Could you restate every line of the data word for word?

→ **MATERIAL FOR THIS TASK**
══════

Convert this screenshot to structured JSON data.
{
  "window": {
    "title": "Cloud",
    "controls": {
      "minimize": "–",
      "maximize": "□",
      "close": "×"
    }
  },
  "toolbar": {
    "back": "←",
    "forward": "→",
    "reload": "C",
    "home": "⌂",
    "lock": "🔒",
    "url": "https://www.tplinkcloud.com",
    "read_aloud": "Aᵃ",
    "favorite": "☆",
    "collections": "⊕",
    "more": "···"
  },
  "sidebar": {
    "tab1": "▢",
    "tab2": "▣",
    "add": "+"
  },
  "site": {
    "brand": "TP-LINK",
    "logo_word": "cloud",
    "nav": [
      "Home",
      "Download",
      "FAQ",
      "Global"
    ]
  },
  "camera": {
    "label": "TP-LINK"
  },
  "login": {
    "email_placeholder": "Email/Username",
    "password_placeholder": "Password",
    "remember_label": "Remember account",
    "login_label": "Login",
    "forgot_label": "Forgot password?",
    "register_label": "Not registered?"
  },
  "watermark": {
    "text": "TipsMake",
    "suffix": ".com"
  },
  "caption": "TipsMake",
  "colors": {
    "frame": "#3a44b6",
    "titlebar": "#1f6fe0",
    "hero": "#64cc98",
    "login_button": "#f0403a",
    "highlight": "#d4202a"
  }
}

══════

→ **RESPONSE TO THE EXERCISE**
Convert this screenshot to structured JSON data.
{
  "window": {
    "title": "Cloud",
    "controls": {
      "minimize": "–",
      "maximize": "□",
      "close": "×"
    }
  },
  "toolbar": {
    "back": "←",
    "forward": "→",
    "reload": "C",
    "home": "⌂",
    "lock": "🔒",
    "url": "https://www.tplinkcloud.com",
    "read_aloud": "Aᵃ",
    "favorite": "☆",
    "collections": "⊕",
    "more": "···"
  },
  "sidebar": {
    "tab1": "▢",
    "tab2": "▣",
    "add": "+"
  },
  "site": {
    "brand": "TP-LINK",
    "logo_word": "cloud",
    "nav": [
      "Home",
      "Download",
      "FAQ",
      "Global"
    ]
  },
  "camera": {
    "label": "TP-LINK"
  },
  "login": {
    "email_placeholder": "Email/Username",
    "password_placeholder": "Password",
    "remember_label": "Remember account",
    "login_label": "Login",
    "forgot_label": "Forgot password?",
    "register_label": "Not registered?"
  },
  "watermark": {
    "text": "TipsMake",
    "suffix": ".com"
  },
  "caption": "TipsMake",
  "colors": {
    "frame": "#3a44b6",
    "titlebar": "#1f6fe0",
    "hero": "#64cc98",
    "login_button": "#f0403a",
    "highlight": "#d4202a"
  }
}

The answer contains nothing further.